> **Task requirements**
An identical copy of the data below is needed.

---*---

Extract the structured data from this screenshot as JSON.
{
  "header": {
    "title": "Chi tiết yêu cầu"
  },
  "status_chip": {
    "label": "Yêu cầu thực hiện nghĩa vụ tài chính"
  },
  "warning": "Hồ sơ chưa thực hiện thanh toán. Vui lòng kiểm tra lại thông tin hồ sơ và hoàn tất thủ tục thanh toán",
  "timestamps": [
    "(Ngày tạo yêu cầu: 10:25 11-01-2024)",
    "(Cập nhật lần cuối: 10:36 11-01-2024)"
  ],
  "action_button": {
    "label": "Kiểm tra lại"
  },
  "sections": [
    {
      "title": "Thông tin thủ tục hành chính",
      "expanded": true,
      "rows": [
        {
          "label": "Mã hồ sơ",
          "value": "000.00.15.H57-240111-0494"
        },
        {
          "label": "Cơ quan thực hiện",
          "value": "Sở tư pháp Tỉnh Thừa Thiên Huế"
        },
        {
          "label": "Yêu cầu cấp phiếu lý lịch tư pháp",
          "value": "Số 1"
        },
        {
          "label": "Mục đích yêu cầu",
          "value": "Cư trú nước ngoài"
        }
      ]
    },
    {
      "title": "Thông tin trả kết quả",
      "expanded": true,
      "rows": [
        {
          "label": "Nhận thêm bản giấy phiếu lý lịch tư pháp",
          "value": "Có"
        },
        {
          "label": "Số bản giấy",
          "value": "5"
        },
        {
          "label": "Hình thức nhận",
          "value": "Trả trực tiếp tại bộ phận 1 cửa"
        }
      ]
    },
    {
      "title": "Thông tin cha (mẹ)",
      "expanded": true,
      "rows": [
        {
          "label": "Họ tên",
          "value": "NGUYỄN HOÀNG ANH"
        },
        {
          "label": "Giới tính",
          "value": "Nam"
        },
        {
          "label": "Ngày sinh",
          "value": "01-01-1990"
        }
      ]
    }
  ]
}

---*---

> **Response to this exercise**
Extract the structured data from this screenshot as JSON.
{
  "header": {
    "title": "Chi tiết yêu cầu"
  },
  "status_chip": {
    "label": "Yêu cầu thực hiện nghĩa vụ tài chính"
  },
  "warning": "Hồ sơ chưa thực hiện thanh toán. Vui lòng kiểm tra lại thông tin hồ sơ và hoàn tất thủ tục thanh toán",
  "timestamps": [
    "(Ngày tạo yêu cầu: 10:25 11-01-2024)",
    "(Cập nhật lần cuối: 10:36 11-01-2024)"
  ],
  "action_button": {
    "label": "Kiểm tra lại"
  },
  "sections": [
    {
      "title": "Thông tin thủ tục hành chính",
      "expanded": true,
      "rows": [
        {
          "label": "Mã hồ sơ",
          "value": "000.00.15.H57-240111-0494"
        },
        {
          "label": "Cơ quan thực hiện",
          "value": "Sở tư pháp Tỉnh Thừa Thiên Huế"
        },
        {
          "label": "Yêu cầu cấp phiếu lý lịch tư pháp",
          "value": "Số 1"
        },
        {
          "label": "Mục đích yêu cầu",
          "value": "Cư trú nước ngoài"
        }
      ]
    },
    {
      "title": "Thông tin trả kết quả",
      "expanded": true,
      "rows": [
        {
          "label": "Nhận thêm bản giấy phiếu lý lịch tư pháp",
          "value": "Có"
        },
        {
          "label": "Số bản giấy",
          "value": "5"
        },
        {
          "label": "Hình thức nhận",
          "value": "Trả trực tiếp tại bộ phận 1 cửa"
        }
      ]
    },
    {
      "title": "Thông tin cha (mẹ)",
      "expanded": true,
      "rows": [
        {
          "label": "Họ tên",
          "value": "NGUYỄN HOÀNG ANH"
        },
        {
          "label": "Giới tính",
          "value": "Nam"
        },
        {
          "label": "Ngày sinh",
          "value": "01-01-1990"
        }
      ]
    }
  ]
}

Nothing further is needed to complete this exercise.